Please give the data below again in full, exactly as it stands.

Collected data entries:
Segment Open

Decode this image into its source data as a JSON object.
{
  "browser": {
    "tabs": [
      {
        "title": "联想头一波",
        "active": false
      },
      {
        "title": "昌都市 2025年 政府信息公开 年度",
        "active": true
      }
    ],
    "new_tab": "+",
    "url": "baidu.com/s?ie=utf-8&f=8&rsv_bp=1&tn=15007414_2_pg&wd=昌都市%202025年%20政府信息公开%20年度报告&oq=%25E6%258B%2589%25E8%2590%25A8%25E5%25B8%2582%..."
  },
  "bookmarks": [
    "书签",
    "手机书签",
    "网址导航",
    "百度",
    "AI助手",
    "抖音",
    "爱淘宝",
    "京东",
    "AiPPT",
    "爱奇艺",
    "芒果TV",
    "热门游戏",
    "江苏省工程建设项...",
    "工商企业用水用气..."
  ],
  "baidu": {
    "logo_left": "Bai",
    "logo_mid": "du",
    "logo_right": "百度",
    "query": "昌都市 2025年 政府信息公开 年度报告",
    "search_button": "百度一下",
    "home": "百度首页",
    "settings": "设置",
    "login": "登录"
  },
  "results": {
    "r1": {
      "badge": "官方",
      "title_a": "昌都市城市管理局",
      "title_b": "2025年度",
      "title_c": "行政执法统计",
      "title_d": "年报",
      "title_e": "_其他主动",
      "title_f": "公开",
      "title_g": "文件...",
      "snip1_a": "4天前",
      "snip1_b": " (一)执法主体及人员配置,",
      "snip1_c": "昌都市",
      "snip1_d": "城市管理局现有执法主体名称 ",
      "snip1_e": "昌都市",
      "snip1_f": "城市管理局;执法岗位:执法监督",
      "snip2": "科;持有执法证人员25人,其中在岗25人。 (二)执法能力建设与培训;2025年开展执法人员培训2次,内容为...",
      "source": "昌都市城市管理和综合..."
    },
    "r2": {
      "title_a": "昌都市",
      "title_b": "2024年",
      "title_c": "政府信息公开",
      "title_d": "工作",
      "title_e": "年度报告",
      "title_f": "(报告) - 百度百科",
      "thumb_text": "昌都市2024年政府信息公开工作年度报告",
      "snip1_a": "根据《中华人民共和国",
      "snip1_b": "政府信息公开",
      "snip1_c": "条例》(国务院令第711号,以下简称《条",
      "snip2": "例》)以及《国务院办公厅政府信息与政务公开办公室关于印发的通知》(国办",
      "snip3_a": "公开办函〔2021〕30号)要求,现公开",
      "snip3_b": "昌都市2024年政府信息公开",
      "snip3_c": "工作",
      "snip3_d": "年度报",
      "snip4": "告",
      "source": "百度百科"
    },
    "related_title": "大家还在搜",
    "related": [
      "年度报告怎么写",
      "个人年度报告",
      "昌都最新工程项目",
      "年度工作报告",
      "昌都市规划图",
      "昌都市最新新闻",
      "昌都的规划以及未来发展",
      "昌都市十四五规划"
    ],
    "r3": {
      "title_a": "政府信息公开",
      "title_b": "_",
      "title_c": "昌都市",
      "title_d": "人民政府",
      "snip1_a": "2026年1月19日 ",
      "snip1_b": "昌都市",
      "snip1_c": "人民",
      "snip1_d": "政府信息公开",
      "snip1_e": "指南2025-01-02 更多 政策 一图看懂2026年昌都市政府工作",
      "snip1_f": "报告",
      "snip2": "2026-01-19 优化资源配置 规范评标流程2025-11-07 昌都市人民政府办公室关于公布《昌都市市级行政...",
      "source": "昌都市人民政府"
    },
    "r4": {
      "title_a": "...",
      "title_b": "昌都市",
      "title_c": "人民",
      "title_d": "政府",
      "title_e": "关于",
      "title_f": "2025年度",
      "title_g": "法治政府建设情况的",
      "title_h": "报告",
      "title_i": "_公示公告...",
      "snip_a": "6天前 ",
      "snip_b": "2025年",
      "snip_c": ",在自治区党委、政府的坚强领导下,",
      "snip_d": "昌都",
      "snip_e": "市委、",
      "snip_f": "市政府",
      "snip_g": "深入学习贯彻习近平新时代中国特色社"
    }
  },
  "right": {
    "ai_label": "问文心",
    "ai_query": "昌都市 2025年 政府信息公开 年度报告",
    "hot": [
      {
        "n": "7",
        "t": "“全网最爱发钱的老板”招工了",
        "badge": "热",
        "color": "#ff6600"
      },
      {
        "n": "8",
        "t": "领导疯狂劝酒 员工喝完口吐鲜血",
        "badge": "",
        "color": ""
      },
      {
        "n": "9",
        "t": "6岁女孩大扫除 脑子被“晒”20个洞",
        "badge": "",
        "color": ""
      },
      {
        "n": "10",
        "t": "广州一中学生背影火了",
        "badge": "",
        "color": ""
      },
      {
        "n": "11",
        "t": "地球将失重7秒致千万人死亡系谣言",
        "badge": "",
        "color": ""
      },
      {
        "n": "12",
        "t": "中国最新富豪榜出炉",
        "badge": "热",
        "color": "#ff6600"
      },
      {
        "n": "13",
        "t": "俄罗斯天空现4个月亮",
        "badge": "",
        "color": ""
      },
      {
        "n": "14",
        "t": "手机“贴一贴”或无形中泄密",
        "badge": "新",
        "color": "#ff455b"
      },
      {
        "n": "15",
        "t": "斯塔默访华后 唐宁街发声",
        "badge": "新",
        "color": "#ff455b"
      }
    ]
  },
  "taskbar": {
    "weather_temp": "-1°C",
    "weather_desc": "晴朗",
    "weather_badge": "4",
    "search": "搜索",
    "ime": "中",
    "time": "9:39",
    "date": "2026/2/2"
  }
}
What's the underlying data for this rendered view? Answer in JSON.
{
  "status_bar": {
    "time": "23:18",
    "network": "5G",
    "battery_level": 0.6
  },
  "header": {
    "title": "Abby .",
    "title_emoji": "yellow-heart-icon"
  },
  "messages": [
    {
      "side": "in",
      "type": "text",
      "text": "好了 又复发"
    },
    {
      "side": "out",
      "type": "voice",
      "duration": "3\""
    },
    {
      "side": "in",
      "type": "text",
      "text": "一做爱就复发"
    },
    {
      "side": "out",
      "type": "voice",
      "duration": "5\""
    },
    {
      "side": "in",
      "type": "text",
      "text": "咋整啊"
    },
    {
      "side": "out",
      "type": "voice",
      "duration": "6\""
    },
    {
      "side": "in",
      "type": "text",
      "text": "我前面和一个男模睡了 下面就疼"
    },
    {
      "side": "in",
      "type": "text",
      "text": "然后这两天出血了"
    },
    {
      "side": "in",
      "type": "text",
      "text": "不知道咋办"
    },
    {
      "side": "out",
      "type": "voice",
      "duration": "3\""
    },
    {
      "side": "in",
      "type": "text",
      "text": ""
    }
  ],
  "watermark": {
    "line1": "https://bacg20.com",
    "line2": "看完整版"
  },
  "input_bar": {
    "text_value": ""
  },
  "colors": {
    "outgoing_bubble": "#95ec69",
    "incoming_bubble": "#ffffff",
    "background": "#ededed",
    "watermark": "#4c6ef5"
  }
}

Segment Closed

Solution below:
Decode this image into its source data as a JSON object.
{
  "browser": {
    "tabs": [
      {
        "title": "联想头一波",
        "active": false
      },
      {
        "title": "昌都市 2025年 政府信息公开 年度",
        "active": true
      }
    ],
    "new_tab": "+",
    "url": "baidu.com/s?ie=utf-8&f=8&rsv_bp=1&tn=15007414_2_pg&wd=昌都市%202025年%20政府信息公开%20年度报告&oq=%25E6%258B%2589%25E8%2590%25A8%25E5%25B8%2582%..."
  },
  "bookmarks": [
    "书签",
    "手机书签",
    "网址导航",
    "百度",
    "AI助手",
    "抖音",
    "爱淘宝",
    "京东",
    "AiPPT",
    "爱奇艺",
    "芒果TV",
    "热门游戏",
    "江苏省工程建设项...",
    "工商企业用水用气..."
  ],
  "baidu": {
    "logo_left": "Bai",
    "logo_mid": "du",
    "logo_right": "百度",
    "query": "昌都市 2025年 政府信息公开 年度报告",
    "search_button": "百度一下",
    "home": "百度首页",
    "settings": "设置",
    "login": "登录"
  },
  "results": {
    "r1": {
      "badge": "官方",
      "title_a": "昌都市城市管理局",
      "title_b": "2025年度",
      "title_c": "行政执法统计",
      "title_d": "年报",
      "title_e": "_其他主动",
      "title_f": "公开",
      "title_g": "文件...",
      "snip1_a": "4天前",
      "snip1_b": " (一)执法主体及人员配置,",
      "snip1_c": "昌都市",
      "snip1_d": "城市管理局现有执法主体名称 ",
      "snip1_e": "昌都市",
      "snip1_f": "城市管理局;执法岗位:执法监督",
      "snip2": "科;持有执法证人员25人,其中在岗25人。 (二)执法能力建设与培训;2025年开展执法人员培训2次,内容为...",
      "source": "昌都市城市管理和综合..."
    },
    "r2": {
      "title_a": "昌都市",
      "title_b": "2024年",
      "title_c": "政府信息公开",
      "title_d": "工作",
      "title_e": "年度报告",
      "title_f": "(报告) - 百度百科",
      "thumb_text": "昌都市2024年政府信息公开工作年度报告",
      "snip1_a": "根据《中华人民共和国",
      "snip1_b": "政府信息公开",
      "snip1_c": "条例》(国务院令第711号,以下简称《条",
      "snip2": "例》)以及《国务院办公厅政府信息与政务公开办公室关于印发的通知》(国办",
      "snip3_a": "公开办函〔2021〕30号)要求,现公开",
      "snip3_b": "昌都市2024年政府信息公开",
      "snip3_c": "工作",
      "snip3_d": "年度报",
      "snip4": "告",
      "source": "百度百科"
    },
    "related_title": "大家还在搜",
    "related": [
      "年度报告怎么写",
      "个人年度报告",
      "昌都最新工程项目",
      "年度工作报告",
      "昌都市规划图",
      "昌都市最新新闻",
      "昌都的规划以及未来发展",
      "昌都市十四五规划"
    ],
    "r3": {
      "title_a": "政府信息公开",
      "title_b": "_",
      "title_c": "昌都市",
      "title_d": "人民政府",
      "snip1_a": "2026年1月19日 ",
      "snip1_b": "昌都市",
      "snip1_c": "人民",
      "snip1_d": "政府信息公开",
      "snip1_e": "指南2025-01-02 更多 政策 一图看懂2026年昌都市政府工作",
      "snip1_f": "报告",
      "snip2": "2026-01-19 优化资源配置 规范评标流程2025-11-07 昌都市人民政府办公室关于公布《昌都市市级行政...",
      "source": "昌都市人民政府"
    },
    "r4": {
      "title_a": "...",
      "title_b": "昌都市",
      "title_c": "人民",
      "title_d": "政府",
      "title_e": "关于",
      "title_f": "2025年度",
      "title_g": "法治政府建设情况的",
      "title_h": "报告",
      "title_i": "_公示公告...",
      "snip_a": "6天前 ",
      "snip_b": "2025年",
      "snip_c": ",在自治区党委、政府的坚强领导下,",
      "snip_d": "昌都",
      "snip_e": "市委、",
      "snip_f": "市政府",
      "snip_g": "深入学习贯彻习近平新时代中国特色社"
    }
  },
  "right": {
    "ai_label": "问文心",
    "ai_query": "昌都市 2025年 政府信息公开 年度报告",
    "hot": [
      {
        "n": "7",
        "t": "“全网最爱发钱的老板”招工了",
        "badge": "热",
        "color": "#ff6600"
      },
      {
        "n": "8",
        "t": "领导疯狂劝酒 员工喝完口吐鲜血",
        "badge": "",
        "color": ""
      },
      {
        "n": "9",
        "t": "6岁女孩大扫除 脑子被“晒”20个洞",
        "badge": "",
        "color": ""
      },
      {
        "n": "10",
        "t": "广州一中学生背影火了",
        "badge": "",
        "color": ""
      },
      {
        "n": "11",
        "t": "地球将失重7秒致千万人死亡系谣言",
        "badge": "",
        "color": ""
      },
      {
        "n": "12",
        "t": "中国最新富豪榜出炉",
        "badge": "热",
        "color": "#ff6600"
      },
      {
        "n": "13",
        "t": "俄罗斯天空现4个月亮",
        "badge": "",
        "color": ""
      },
      {
        "n": "14",
        "t": "手机“贴一贴”或无形中泄密",
        "badge": "新",
        "color": "#ff455b"
      },
      {
        "n": "15",
        "t": "斯塔默访华后 唐宁街发声",
        "badge": "新",
        "color": "#ff455b"
      }
    ]
  },
  "taskbar": {
    "weather_temp": "-1°C",
    "weather_desc": "晴朗",
    "weather_badge": "4",
    "search": "搜索",
    "ime": "中",
    "time": "9:39",
    "date": "2026/2/2"
  }
}
What's the underlying data for this rendered view? Answer in JSON.
{
  "status_bar": {
    "time": "23:18",
    "network": "5G",
    "battery_level": 0.6
  },
  "header": {
    "title": "Abby .",
    "title_emoji": "yellow-heart-icon"
  },
  "messages": [
    {
      "side": "in",
      "type": "text",
      "text": "好了 又复发"
    },
    {
      "side": "out",
      "type": "voice",
      "duration": "3\""
    },
    {
      "side": "in",
      "type": "text",
      "text": "一做爱就复发"
    },
    {
      "side": "out",
      "type": "voice",
      "duration": "5\""
    },
    {
      "side": "in",
      "type": "text",
      "text": "咋整啊"
    },
    {
      "side": "out",
      "type": "voice",
      "duration": "6\""
    },
    {
      "side": "in",
      "type": "text",
      "text": "我前面和一个男模睡了 下面就疼"
    },
    {
      "side": "in",
      "type": "text",
      "text": "然后这两天出血了"
    },
    {
      "side": "in",
      "type": "text",
      "text": "不知道咋办"
    },
    {
      "side": "out",
      "type": "voice",
      "duration": "3\""
    },
    {
      "side": "in",
      "type": "text",
      "text": ""
    }
  ],
  "watermark": {
    "line1": "https://bacg20.com",
    "line2": "看完整版"
  },
  "input_bar": {
    "text_value": ""
  },
  "colors": {
    "outgoing_bubble": "#95ec69",
    "incoming_bubble": "#ffffff",
    "background": "#ededed",
    "watermark": "#4c6ef5"
  }
}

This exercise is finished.